Food: So I have this theory…I believe you can learn more about a culture and society over food and drink than you can in a museum. Yes, a museum can provide you with more background and history, but the reality is you can’t experience the culture and city that way, you can only observe. Eating a meat pie in London, a baguette in France, or drinking an Aperol Spritz in Italy introduces you firsthand to the daily lives of the people that live there. What’s even better is when you can enjoy your food and drink with a local, adding more insight to the experience.
As you can tell, we tend to spend more on food and drinks than sightseeing (i.e. museum entrance fees, tourist attractions, etc.). However, we still have to be creative on our food spending. A couple suggestions to save money on food and drinks:
Transportation: We try to walk everywhere we go. I brought a pedometer as I was curious how much we would walk. In a typical day we walk about 20,000 steps, which is about 8-10 miles a day. Not bad.
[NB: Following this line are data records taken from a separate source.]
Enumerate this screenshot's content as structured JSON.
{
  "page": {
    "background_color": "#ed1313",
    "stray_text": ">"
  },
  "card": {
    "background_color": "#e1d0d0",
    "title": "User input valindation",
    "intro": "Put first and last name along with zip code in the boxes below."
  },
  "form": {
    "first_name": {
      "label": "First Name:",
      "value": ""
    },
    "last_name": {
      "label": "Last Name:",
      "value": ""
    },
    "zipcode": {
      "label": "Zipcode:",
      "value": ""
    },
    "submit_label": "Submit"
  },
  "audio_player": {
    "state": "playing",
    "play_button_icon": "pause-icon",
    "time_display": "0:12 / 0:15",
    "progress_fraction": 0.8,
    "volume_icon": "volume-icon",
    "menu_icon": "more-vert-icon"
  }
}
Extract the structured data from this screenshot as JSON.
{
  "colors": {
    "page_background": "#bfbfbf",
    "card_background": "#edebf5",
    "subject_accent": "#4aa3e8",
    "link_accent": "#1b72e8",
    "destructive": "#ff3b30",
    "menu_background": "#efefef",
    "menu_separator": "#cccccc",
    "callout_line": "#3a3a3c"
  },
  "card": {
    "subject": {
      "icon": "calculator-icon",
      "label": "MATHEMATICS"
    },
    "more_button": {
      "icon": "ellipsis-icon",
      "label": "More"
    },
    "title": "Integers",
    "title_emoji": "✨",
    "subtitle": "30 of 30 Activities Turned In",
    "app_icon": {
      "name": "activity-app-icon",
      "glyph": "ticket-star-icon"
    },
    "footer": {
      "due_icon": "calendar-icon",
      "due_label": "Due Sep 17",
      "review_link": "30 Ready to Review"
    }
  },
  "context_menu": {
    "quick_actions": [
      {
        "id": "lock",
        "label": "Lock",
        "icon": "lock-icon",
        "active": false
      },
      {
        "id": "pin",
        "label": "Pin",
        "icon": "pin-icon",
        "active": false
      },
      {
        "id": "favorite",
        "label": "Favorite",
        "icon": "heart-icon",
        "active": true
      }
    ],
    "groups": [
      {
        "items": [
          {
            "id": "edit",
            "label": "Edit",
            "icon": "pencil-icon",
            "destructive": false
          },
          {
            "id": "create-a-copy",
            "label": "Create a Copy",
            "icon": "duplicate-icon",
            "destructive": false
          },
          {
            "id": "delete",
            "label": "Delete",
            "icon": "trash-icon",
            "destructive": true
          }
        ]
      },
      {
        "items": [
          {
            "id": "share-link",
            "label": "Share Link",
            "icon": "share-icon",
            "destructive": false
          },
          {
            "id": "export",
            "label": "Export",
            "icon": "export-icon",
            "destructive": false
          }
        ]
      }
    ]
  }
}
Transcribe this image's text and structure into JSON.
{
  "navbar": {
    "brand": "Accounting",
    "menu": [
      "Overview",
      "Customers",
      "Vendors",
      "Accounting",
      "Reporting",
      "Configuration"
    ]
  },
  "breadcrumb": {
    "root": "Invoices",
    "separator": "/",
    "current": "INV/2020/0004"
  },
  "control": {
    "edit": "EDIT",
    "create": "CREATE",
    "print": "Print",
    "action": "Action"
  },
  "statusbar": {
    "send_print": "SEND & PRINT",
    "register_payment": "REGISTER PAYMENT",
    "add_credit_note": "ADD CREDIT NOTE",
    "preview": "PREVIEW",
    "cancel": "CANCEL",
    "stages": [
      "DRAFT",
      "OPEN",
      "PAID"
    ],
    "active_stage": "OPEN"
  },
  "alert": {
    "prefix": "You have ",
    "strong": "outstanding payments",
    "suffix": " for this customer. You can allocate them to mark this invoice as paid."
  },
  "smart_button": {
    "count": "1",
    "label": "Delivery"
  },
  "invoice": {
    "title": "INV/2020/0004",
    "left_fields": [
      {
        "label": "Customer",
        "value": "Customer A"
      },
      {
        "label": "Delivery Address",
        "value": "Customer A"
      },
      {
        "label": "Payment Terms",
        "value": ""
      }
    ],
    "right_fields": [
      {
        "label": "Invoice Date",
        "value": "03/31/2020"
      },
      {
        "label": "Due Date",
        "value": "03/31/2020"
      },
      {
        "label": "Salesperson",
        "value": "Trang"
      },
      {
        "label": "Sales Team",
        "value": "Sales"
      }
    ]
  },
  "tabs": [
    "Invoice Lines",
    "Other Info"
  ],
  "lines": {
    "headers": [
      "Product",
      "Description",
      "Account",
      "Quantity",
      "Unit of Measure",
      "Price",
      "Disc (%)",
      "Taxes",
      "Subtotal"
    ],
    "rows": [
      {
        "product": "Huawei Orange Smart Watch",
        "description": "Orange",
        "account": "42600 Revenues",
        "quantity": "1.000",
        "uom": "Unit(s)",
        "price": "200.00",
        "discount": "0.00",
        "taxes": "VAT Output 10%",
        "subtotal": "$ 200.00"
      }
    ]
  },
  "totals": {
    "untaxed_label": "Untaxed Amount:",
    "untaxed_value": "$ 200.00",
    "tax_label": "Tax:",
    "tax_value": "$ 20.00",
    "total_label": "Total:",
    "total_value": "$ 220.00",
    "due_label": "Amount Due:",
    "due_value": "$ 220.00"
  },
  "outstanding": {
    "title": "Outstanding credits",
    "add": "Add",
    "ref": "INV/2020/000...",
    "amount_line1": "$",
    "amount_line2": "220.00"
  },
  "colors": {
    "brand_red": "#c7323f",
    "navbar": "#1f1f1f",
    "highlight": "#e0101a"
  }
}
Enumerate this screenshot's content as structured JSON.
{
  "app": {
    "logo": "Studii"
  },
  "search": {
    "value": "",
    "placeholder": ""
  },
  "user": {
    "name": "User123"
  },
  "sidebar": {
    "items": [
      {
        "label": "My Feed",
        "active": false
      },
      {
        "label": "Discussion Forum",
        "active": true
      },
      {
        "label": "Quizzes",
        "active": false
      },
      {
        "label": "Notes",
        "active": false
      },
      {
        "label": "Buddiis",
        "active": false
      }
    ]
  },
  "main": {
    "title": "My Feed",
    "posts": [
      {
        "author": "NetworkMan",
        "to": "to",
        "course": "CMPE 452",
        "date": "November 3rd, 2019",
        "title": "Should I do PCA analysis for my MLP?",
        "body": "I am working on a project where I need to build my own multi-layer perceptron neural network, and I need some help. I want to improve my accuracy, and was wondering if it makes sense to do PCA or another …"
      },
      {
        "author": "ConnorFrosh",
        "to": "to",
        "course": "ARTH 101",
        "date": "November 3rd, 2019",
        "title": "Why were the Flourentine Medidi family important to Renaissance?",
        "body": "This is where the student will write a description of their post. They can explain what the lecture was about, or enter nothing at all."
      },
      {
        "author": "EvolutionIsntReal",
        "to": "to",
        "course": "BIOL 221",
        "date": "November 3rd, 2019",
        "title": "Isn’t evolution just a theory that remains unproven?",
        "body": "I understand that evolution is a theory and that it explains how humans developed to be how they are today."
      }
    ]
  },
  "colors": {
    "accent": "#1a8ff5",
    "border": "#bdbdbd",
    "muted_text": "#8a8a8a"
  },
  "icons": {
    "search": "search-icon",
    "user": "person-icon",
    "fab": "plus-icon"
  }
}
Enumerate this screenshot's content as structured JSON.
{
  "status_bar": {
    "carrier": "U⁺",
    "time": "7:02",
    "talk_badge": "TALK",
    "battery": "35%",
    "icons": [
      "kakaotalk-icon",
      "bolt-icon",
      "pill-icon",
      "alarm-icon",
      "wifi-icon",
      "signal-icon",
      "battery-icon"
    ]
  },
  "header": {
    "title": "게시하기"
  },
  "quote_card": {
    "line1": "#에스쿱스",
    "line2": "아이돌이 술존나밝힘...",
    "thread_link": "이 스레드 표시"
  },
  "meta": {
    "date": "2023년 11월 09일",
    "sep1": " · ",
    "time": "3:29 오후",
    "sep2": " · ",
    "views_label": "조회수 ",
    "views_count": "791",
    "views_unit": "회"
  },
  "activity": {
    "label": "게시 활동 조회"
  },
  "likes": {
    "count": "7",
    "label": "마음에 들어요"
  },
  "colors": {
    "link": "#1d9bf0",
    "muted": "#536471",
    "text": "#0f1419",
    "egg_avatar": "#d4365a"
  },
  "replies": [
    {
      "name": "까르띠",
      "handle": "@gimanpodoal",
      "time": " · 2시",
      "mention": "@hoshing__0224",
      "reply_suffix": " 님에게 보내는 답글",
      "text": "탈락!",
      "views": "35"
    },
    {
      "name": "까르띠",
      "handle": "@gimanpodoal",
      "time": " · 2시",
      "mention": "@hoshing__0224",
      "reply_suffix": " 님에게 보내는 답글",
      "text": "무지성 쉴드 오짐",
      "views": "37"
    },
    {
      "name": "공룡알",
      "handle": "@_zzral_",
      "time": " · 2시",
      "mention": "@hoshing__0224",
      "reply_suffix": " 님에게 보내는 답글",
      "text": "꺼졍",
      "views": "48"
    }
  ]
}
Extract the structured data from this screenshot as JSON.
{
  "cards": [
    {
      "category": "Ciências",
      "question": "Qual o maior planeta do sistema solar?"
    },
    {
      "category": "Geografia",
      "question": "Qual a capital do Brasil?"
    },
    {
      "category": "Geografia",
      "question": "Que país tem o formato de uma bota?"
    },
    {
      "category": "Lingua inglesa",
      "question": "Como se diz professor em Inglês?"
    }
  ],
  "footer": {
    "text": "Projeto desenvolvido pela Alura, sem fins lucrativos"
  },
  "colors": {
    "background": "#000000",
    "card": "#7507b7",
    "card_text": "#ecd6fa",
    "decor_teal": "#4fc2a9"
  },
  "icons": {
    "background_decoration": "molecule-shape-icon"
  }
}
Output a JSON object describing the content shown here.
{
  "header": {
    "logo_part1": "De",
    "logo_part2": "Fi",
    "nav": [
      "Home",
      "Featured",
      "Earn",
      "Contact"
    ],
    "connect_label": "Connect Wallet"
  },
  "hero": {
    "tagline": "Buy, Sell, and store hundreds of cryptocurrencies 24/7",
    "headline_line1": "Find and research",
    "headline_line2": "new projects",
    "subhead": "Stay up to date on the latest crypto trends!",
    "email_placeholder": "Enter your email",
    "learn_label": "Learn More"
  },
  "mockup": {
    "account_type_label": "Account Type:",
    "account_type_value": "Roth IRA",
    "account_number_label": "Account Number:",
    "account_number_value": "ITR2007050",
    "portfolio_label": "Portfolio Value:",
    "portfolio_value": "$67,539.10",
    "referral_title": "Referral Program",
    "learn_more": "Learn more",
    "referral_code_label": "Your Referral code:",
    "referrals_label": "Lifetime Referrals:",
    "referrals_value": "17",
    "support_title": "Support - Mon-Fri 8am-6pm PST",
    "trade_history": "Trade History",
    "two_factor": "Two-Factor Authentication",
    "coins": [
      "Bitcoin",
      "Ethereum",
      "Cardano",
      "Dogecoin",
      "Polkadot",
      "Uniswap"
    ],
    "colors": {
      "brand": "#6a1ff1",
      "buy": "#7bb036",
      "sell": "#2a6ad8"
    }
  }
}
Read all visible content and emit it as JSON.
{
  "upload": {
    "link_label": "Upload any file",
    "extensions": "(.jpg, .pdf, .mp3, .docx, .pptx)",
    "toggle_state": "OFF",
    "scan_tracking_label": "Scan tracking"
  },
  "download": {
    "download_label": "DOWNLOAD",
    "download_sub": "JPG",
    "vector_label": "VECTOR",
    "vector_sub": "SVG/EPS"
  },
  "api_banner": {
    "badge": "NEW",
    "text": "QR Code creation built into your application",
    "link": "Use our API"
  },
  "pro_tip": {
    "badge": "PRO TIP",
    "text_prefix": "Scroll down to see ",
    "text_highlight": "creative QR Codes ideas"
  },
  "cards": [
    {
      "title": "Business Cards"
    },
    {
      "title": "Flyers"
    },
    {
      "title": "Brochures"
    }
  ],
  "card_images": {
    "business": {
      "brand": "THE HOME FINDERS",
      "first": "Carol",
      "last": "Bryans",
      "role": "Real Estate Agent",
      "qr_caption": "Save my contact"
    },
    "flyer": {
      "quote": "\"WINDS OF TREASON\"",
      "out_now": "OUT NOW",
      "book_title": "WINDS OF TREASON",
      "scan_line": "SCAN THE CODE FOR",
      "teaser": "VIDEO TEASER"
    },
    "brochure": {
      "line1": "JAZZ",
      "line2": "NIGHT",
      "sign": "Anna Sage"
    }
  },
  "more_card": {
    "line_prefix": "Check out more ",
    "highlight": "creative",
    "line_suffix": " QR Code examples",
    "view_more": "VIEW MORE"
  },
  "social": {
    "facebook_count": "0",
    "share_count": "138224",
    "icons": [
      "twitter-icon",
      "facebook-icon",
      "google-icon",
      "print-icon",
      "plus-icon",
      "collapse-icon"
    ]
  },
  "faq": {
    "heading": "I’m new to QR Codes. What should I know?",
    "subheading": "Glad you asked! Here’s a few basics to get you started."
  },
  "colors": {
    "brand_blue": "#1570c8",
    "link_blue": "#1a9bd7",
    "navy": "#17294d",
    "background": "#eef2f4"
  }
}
It saves us money on metro tickets and taxis and we get to see more of the city.
For major transportation, I found that any ItaliaRail train rides on Saturdays in September and October are buy one get one free. So as you can imagine, we try to take major train rides on Saturdays. Also, if you are going to take the Eurorail from London to Paris or vice versa, book ahead. I booked about a month in advance and it cost about $60 USD per person. The day of travel, that same ticket would have cost $170 USD per person.
Sight Seeing: So when it comes to sight seeing, I tend to get a little picky. For instance, to pay $16 USD per person to stand in line for two hours to go up the Eiffel Tower or to spend $20 USD per person to go around in a circle with a bunch of people on the London Eye is not my cup of tea. But, to each his/her own. If you love views of the city, locate parks, churches, or squares that overlook the city and go there for free views (and bring a bottle of wine to share) instead of paying to go to the tops of towers.
Jaime and I have found creative, low cost ways to see each city we have visited. Before this trip I was completely unaware that every major city has free walking tours. Even in the US! We just show up to a specific location noted on the respective free travel tour website and boom, we get a two hour walking tour of all the major sites for just a small tip!
We try to do the walking tour the first day we are in each city. It gives us an overview of the major sites and then we can decide which ones are worth paying to revisit. You also get some historical information about the city without going to a museum. We have found the tour guides to be very knowledgable.
Be nice. On Friday nights, the Louver is free to those under age 26. We were too old for this discount, but we were really nice to the lady at the ticket counter and she let us in for free anyway ($40 USD savings!). We didn’t even ask to be let in for free. She just offered it!
So there you have our first month’s budget in a nutshell. If you have any specific questions about our budget or expenses please feel free to contact me directly.
Note: I opted to withhold our airline tickets from LAX to London, since I bought these while still employed (we paid $540 one way per person). Additionally, we pay $160 total per month for "catastrophic" health insurance, meaning low monthly payment, but high deductible. This is intended to cover us in the instance of a major health or life issue.
I'm Jaime. My husband is Tom. Suburbanites, backpackers, and expats...we've been them all!